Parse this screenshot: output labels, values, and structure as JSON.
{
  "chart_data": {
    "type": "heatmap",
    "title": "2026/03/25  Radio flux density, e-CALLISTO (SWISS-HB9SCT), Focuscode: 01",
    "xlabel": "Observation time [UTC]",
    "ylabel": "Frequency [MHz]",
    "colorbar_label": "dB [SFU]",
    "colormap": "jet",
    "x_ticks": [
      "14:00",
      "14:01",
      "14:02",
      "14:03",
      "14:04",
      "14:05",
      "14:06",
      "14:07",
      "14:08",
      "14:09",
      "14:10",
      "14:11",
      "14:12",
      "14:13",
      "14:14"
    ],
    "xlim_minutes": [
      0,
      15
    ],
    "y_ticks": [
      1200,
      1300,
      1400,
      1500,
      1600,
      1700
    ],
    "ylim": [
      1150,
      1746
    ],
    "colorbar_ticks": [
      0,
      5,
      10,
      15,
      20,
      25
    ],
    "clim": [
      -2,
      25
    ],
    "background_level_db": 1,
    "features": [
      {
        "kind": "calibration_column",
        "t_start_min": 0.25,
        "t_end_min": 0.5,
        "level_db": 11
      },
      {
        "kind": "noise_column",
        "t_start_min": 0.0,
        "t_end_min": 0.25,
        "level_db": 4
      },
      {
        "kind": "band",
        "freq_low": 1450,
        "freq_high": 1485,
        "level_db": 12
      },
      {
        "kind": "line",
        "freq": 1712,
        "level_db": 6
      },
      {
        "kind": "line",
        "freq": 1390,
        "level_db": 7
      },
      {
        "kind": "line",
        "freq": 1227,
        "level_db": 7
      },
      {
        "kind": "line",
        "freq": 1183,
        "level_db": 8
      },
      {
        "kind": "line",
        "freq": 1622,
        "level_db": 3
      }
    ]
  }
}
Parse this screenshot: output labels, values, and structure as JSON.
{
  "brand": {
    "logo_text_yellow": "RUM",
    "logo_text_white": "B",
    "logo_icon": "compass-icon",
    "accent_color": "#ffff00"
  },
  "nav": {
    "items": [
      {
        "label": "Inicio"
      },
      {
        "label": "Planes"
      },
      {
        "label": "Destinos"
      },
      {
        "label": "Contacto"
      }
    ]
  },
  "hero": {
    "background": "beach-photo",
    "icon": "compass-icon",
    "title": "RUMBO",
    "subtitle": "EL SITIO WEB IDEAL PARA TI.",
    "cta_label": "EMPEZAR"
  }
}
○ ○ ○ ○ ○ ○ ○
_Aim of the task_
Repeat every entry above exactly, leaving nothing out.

_Task answer_
Parse this screenshot: output labels, values, and structure as JSON.
{
  "chart_data": {
    "type": "heatmap",
    "title": "2026/03/25  Radio flux density, e-CALLISTO (SWISS-HB9SCT), Focuscode: 01",
    "xlabel": "Observation time [UTC]",
    "ylabel": "Frequency [MHz]",
    "colorbar_label": "dB [SFU]",
    "colormap": "jet",
    "x_ticks": [
      "14:00",
      "14:01",
      "14:02",
      "14:03",
      "14:04",
      "14:05",
      "14:06",
      "14:07",
      "14:08",
      "14:09",
      "14:10",
      "14:11",
      "14:12",
      "14:13",
      "14:14"
    ],
    "xlim_minutes": [
      0,
      15
    ],
    "y_ticks": [
      1200,
      1300,
      1400,
      1500,
      1600,
      1700
    ],
    "ylim": [
      1150,
      1746
    ],
    "colorbar_ticks": [
      0,
      5,
      10,
      15,
      20,
      25
    ],
    "clim": [
      -2,
      25
    ],
    "background_level_db": 1,
    "features": [
      {
        "kind": "calibration_column",
        "t_start_min": 0.25,
        "t_end_min": 0.5,
        "level_db": 11
      },
      {
        "kind": "noise_column",
        "t_start_min": 0.0,
        "t_end_min": 0.25,
        "level_db": 4
      },
      {
        "kind": "band",
        "freq_low": 1450,
        "freq_high": 1485,
        "level_db": 12
      },
      {
        "kind": "line",
        "freq": 1712,
        "level_db": 6
      },
      {
        "kind": "line",
        "freq": 1390,
        "level_db": 7
      },
      {
        "kind": "line",
        "freq": 1227,
        "level_db": 7
      },
      {
        "kind": "line",
        "freq": 1183,
        "level_db": 8
      },
      {
        "kind": "line",
        "freq": 1622,
        "level_db": 3
      }
    ]
  }
}
Parse this screenshot: output labels, values, and structure as JSON.
{
  "brand": {
    "logo_text_yellow": "RUM",
    "logo_text_white": "B",
    "logo_icon": "compass-icon",
    "accent_color": "#ffff00"
  },
  "nav": {
    "items": [
      {
        "label": "Inicio"
      },
      {
        "label": "Planes"
      },
      {
        "label": "Destinos"
      },
      {
        "label": "Contacto"
      }
    ]
  },
  "hero": {
    "background": "beach-photo",
    "icon": "compass-icon",
    "title": "RUMBO",
    "subtitle": "EL SITIO WEB IDEAL PARA TI.",
    "cta_label": "EMPEZAR"
  }
}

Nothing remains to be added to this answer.